More enforcement of consumer law and better rights in digital economy, demand MEPs

PRESS STATEMENT - 22.01.2019

The European Parliament committee for the internal market (IMCO) is pushing for stronger rules when companies do not abide by EU consumer law.


Enforcement is rightly seen as the weak link in consumer protection rules.

MEPs today voted for a maximum fine to be at least €10 million, or 4% of the trader’s annual turnover in the countries concerned, whichever is higher. However, BEUC regrets that the maximum fine amount can only be imposed following a coordinated action [1] between several national authorities.

Currently, many Member States are limited by the size of the fine they can impose on a company for breaking consumer law, which is not a deterrent. For example, in Lithuania the maximum imposable fine is €1,448 [2].

The vote today also supports plans to better inform consumers when they shop online. For example, shoppers would be told which products have been placed higher up the ranking because the trader paid for that rank. Shoppers would in future also be told what parameters have been used to make up the ranking and what was the order of their importance. However, the Parliament disappointingly chose not to make online marketplaces liable for their own promises or statements provided on the platform, nor has it made them liable where they control important aspects of the supply of goods or services so that platform operators and suppliers should be jointly responsible for contract performance duties.

Monique Goyens, Director General of The European Consumer Organisation (BEUC) said:

“When companies break the law, authorities should be able to impose a fine that is a real deterrent. MEPs are right to confirm the proposed maximum fines up to at least the 10-million-euro mark. But we regret that this is made conditional on there being an action conducted by several national authorities.

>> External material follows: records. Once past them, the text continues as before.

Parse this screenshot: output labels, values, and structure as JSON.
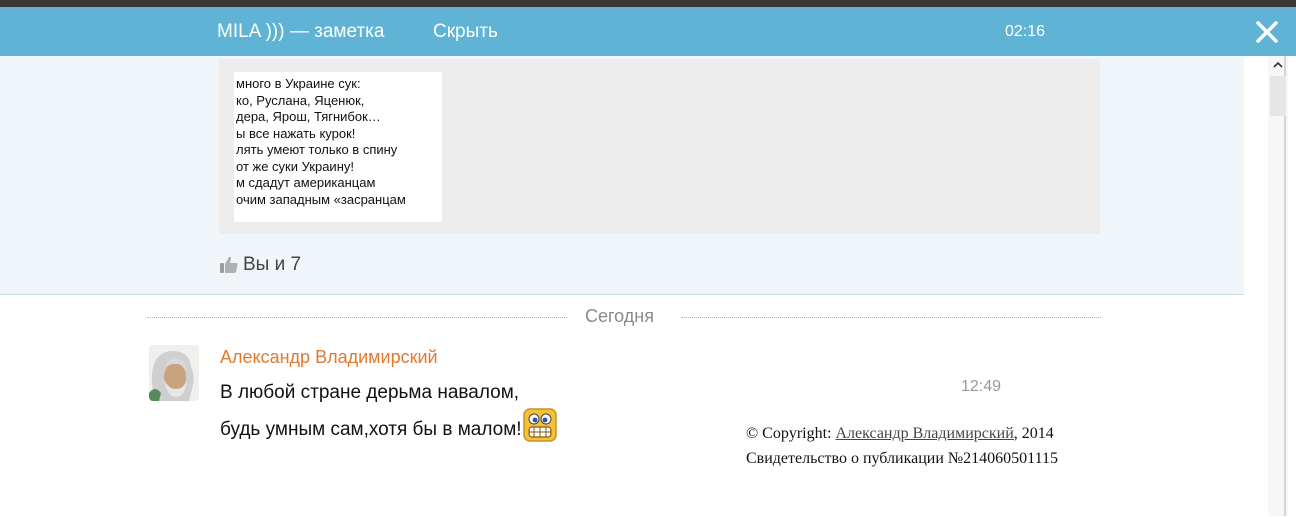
{
  "header": {
    "title": "MILA ))) — заметка",
    "hide_label": "Скрыть",
    "time": "02:16",
    "close_icon": "close-icon",
    "background_color": "#5fb3d4"
  },
  "post": {
    "image_text_lines": [
      "много в Украине сук:",
      "ко, Руслана, Яценюк,",
      "дера, Ярош, Тягнибок…",
      "ы все нажать курок!",
      "лять умеют только в спину",
      "от же суки Украину!",
      "м сдадут американцам",
      "очим западным «засранцам"
    ],
    "likes_label": "Вы и 7",
    "like_icon": "thumbs-up-icon"
  },
  "feed": {
    "date_divider": "Сегодня"
  },
  "comment": {
    "author": "Александр Владимирский",
    "line1": "В любой стране дерьма навалом,",
    "line2": "будь умным сам,хотя бы в малом!",
    "time": "12:49",
    "author_color": "#e07a2e",
    "emoji_icon": "grinning-smiley-icon"
  },
  "copyright": {
    "prefix": "© Copyright: ",
    "author_link": "Александр Владимирский",
    "year_suffix": ", 2014",
    "certificate": "Свидетельство о публикации №214060501115"
  }
}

“In the digital economy, people need to know how ranking parameters of search results are made and why a product or service is ranked at a certain place, particularly if the only reason is that the supplier has paid to be there. These changes voted today are a step in the right direction for consumers in the digital age.” 

We welcome that MEPs deleted the Commission’s proposal to remove the right of withdrawal for consumers who try out the goods more than necessary before returning them. The right of withdrawal is the best-known consumer right and 95% of shoppers consider it important [3]. It must not be weakened.


[1] Existing national rules would apply if no coordinated action by different national authorities has taken place.

[2] European Commission, (2017, webpage accessed 21/01/19), p. 33-34.

[3] European  Commission, (2017, webpage accessed 21/01/19), p. 160.